Segment Open

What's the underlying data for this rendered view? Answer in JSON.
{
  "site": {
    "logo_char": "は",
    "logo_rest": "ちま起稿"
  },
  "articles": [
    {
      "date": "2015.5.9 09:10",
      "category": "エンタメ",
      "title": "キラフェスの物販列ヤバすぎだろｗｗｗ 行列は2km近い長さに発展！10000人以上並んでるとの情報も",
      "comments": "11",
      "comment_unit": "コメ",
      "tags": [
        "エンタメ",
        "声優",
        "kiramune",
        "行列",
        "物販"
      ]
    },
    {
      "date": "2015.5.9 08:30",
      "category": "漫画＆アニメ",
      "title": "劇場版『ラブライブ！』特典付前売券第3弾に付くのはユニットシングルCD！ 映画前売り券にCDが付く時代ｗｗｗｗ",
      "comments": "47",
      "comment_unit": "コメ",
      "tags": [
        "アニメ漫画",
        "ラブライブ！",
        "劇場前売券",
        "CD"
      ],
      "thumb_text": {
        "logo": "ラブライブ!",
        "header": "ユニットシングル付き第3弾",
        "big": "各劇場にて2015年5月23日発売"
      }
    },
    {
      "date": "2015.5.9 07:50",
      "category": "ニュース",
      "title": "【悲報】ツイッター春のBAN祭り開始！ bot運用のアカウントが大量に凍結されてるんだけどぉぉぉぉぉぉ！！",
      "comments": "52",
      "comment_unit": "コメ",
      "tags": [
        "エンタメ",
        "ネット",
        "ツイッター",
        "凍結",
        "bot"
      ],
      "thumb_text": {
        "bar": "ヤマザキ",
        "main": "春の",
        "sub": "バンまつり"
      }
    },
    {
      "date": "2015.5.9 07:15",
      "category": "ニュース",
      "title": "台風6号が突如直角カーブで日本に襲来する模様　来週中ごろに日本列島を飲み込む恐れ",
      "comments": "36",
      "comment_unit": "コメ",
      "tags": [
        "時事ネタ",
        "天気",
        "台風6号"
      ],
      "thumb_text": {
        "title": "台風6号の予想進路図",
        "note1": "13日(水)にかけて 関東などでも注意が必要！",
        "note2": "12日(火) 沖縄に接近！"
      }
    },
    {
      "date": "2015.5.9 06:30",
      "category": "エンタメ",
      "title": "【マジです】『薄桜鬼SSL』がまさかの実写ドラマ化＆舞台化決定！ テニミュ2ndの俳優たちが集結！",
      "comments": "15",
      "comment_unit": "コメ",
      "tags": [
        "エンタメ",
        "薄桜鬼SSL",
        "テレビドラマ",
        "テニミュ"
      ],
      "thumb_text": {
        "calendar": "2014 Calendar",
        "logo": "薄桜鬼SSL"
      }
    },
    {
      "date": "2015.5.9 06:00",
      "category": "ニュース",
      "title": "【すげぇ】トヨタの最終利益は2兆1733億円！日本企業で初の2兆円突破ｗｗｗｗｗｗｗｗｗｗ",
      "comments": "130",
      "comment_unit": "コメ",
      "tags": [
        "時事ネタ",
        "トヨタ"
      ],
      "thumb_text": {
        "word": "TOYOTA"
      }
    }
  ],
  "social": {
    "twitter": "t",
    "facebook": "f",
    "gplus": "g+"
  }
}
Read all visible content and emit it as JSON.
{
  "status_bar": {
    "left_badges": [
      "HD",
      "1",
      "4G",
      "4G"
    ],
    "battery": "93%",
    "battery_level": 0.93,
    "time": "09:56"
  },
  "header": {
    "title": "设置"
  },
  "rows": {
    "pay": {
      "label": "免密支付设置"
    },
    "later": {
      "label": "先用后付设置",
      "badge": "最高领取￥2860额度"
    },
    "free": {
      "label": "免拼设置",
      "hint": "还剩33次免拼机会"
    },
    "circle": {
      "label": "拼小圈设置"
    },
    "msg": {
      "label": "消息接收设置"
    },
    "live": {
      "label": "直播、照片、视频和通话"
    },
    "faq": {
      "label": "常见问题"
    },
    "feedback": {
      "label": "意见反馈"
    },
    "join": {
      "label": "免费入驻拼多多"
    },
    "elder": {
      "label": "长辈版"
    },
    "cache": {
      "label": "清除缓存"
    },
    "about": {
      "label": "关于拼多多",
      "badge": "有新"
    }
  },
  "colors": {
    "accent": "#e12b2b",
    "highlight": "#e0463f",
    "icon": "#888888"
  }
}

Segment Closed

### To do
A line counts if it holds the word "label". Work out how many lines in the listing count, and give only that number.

### Exercise answer
12